Dataset rows for apps and sites
= = = =
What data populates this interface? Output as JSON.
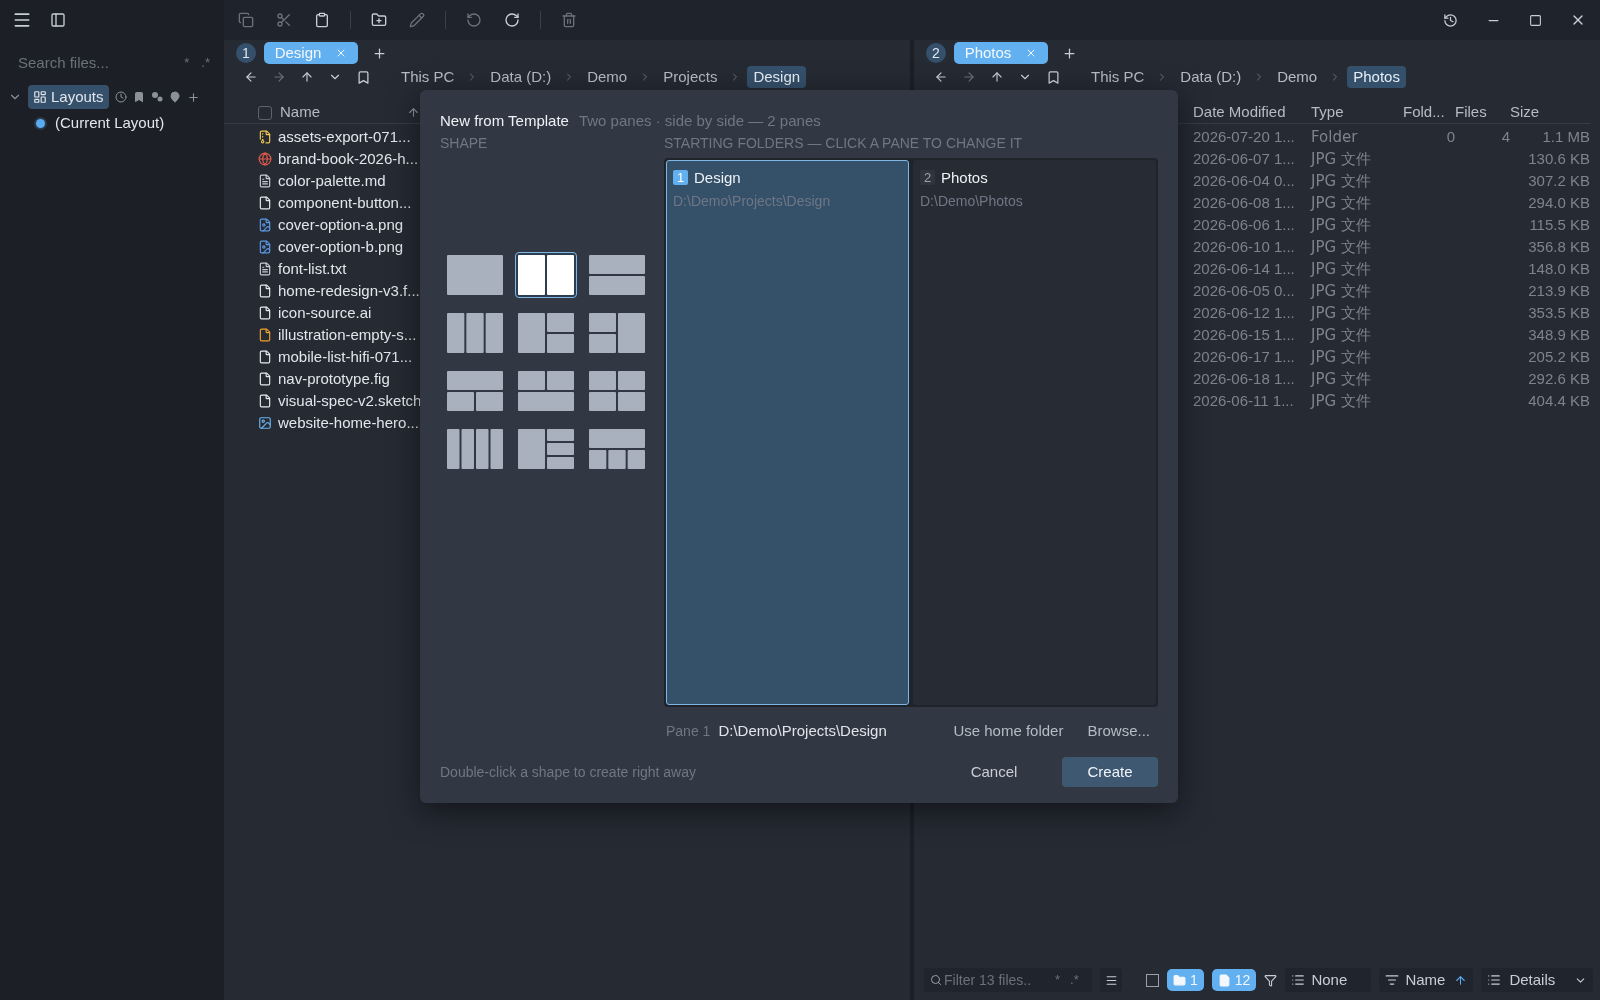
{
  "toolbar": [
    {
      "kind": "copy",
      "disabled": true
    },
    {
      "kind": "cut",
      "disabled": true
    },
    {
      "kind": "paste",
      "disabled": false
    },
    {
      "kind": "separator"
    },
    {
      "kind": "new-folder",
      "disabled": false
    },
    {
      "kind": "rename",
      "disabled": true
    },
    {
      "kind": "separator"
    },
    {
      "kind": "undo",
      "disabled": true
    },
    {
      "kind": "redo",
      "disabled": false
    },
    {
      "kind": "separator"
    },
    {
      "kind": "delete",
      "disabled": true
    }
  ],
  "sidebar": {
    "search": {
      "placeholder": "Search files...",
      "toggles": [
        "*",
        ".*"
      ]
    },
    "tree": [
      {
        "label": "Layouts",
        "expanded": true,
        "selected": true,
        "children": [
          {
            "label": "(Current Layout)",
            "checked": true
          }
        ]
      }
    ]
  },
  "panes": [
    {
      "number": "1",
      "tabs": [
        {
          "label": "Design",
          "selected": true
        }
      ],
      "breadcrumb": [
        {
          "label": "This PC",
          "selected": false
        },
        {
          "label": "Data (D:)",
          "selected": false
        },
        {
          "label": "Demo",
          "selected": false
        },
        {
          "label": "Projects",
          "selected": false
        },
        {
          "label": "Design",
          "selected": true
        }
      ],
      "columns": [
        {
          "label": "Name",
          "checked": false,
          "ascending": true
        }
      ],
      "rows": [
        {
          "name": "assets-export-071...",
          "kind": "archive"
        },
        {
          "name": "brand-book-2026-h...",
          "kind": "web"
        },
        {
          "name": "color-palette.md",
          "kind": "markdown"
        },
        {
          "name": "component-button...",
          "kind": "generic"
        },
        {
          "name": "cover-option-a.png",
          "kind": "image"
        },
        {
          "name": "cover-option-b.png",
          "kind": "image"
        },
        {
          "name": "font-list.txt",
          "kind": "text"
        },
        {
          "name": "home-redesign-v3.f...",
          "kind": "generic"
        },
        {
          "name": "icon-source.ai",
          "kind": "generic"
        },
        {
          "name": "illustration-empty-s...",
          "kind": "script"
        },
        {
          "name": "mobile-list-hifi-071...",
          "kind": "generic"
        },
        {
          "name": "nav-prototype.fig",
          "kind": "generic"
        },
        {
          "name": "visual-spec-v2.sketch",
          "kind": "generic"
        },
        {
          "name": "website-home-hero...",
          "kind": "photo"
        }
      ]
    },
    {
      "number": "2",
      "tabs": [
        {
          "label": "Photos",
          "selected": true
        }
      ],
      "breadcrumb": [
        {
          "label": "This PC",
          "selected": false
        },
        {
          "label": "Data (D:)",
          "selected": false
        },
        {
          "label": "Demo",
          "selected": false
        },
        {
          "label": "Photos",
          "selected": true
        }
      ],
      "columns": [
        {
          "label": "Date Modified"
        },
        {
          "label": "Type"
        },
        {
          "label": "Fold..."
        },
        {
          "label": "Files"
        },
        {
          "label": "Size"
        }
      ],
      "rows": [
        {
          "date": "2026-07-20 1...",
          "type": "Folder",
          "folders": "0",
          "files": "4",
          "size": "1.1 MB"
        },
        {
          "date": "2026-06-07 1...",
          "type": "JPG 文件",
          "size": "130.6 KB"
        },
        {
          "date": "2026-06-04 0...",
          "type": "JPG 文件",
          "size": "307.2 KB"
        },
        {
          "date": "2026-06-08 1...",
          "type": "JPG 文件",
          "size": "294.0 KB"
        },
        {
          "date": "2026-06-06 1...",
          "type": "JPG 文件",
          "size": "115.5 KB"
        },
        {
          "date": "2026-06-10 1...",
          "type": "JPG 文件",
          "size": "356.8 KB"
        },
        {
          "date": "2026-06-14 1...",
          "type": "JPG 文件",
          "size": "148.0 KB"
        },
        {
          "date": "2026-06-05 0...",
          "type": "JPG 文件",
          "size": "213.9 KB"
        },
        {
          "date": "2026-06-12 1...",
          "type": "JPG 文件",
          "size": "353.5 KB"
        },
        {
          "date": "2026-06-15 1...",
          "type": "JPG 文件",
          "size": "348.9 KB"
        },
        {
          "date": "2026-06-17 1...",
          "type": "JPG 文件",
          "size": "205.2 KB"
        },
        {
          "date": "2026-06-18 1...",
          "type": "JPG 文件",
          "size": "292.6 KB"
        },
        {
          "date": "2026-06-11 1...",
          "type": "JPG 文件",
          "size": "404.4 KB"
        }
      ],
      "status_bar": {
        "filter": {
          "placeholder": "Filter 13 files..",
          "toggles": [
            "*",
            ".*"
          ]
        },
        "select_all": {
          "checked": false
        },
        "counts": [
          {
            "kind": "folders",
            "label": "1",
            "on": true
          },
          {
            "kind": "files",
            "label": "12",
            "on": true
          }
        ],
        "group": "None",
        "sort": {
          "label": "Name",
          "ascending": true
        },
        "view": "Details"
      }
    }
  ],
  "dialog": {
    "title": "New from Template",
    "subtitle": "Two panes · side by side — 2 panes",
    "shape_label": "SHAPE",
    "folders_label": "STARTING FOLDERS — CLICK A PANE TO CHANGE IT",
    "shapes": [
      {
        "kind": "single",
        "selected": false
      },
      {
        "kind": "cols-2",
        "selected": true
      },
      {
        "kind": "rows-2",
        "selected": false
      },
      {
        "kind": "cols-3",
        "selected": false
      },
      {
        "kind": "left-right2",
        "selected": false
      },
      {
        "kind": "left2-right",
        "selected": false
      },
      {
        "kind": "top-bottom2",
        "selected": false
      },
      {
        "kind": "top2-bottom",
        "selected": false
      },
      {
        "kind": "grid-4",
        "selected": false
      },
      {
        "kind": "cols-4",
        "selected": false
      },
      {
        "kind": "left-right3",
        "selected": false
      },
      {
        "kind": "top-bottom3",
        "selected": false
      }
    ],
    "panes": [
      {
        "number": "1",
        "name": "Design",
        "path": "D:\\Demo\\Projects\\Design",
        "selected": true
      },
      {
        "number": "2",
        "name": "Photos",
        "path": "D:\\Demo\\Photos",
        "selected": false
      }
    ],
    "current": {
      "label": "Pane 1",
      "path": "D:\\Demo\\Projects\\Design"
    },
    "actions": [
      "Use home folder",
      "Browse..."
    ],
    "hint": "Double-click a shape to create right away",
    "buttons": [
      {
        "label": "Cancel",
        "kind": "secondary"
      },
      {
        "label": "Create",
        "kind": "primary"
      }
    ]
  }
}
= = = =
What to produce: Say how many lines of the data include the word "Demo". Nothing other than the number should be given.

Task answer: 5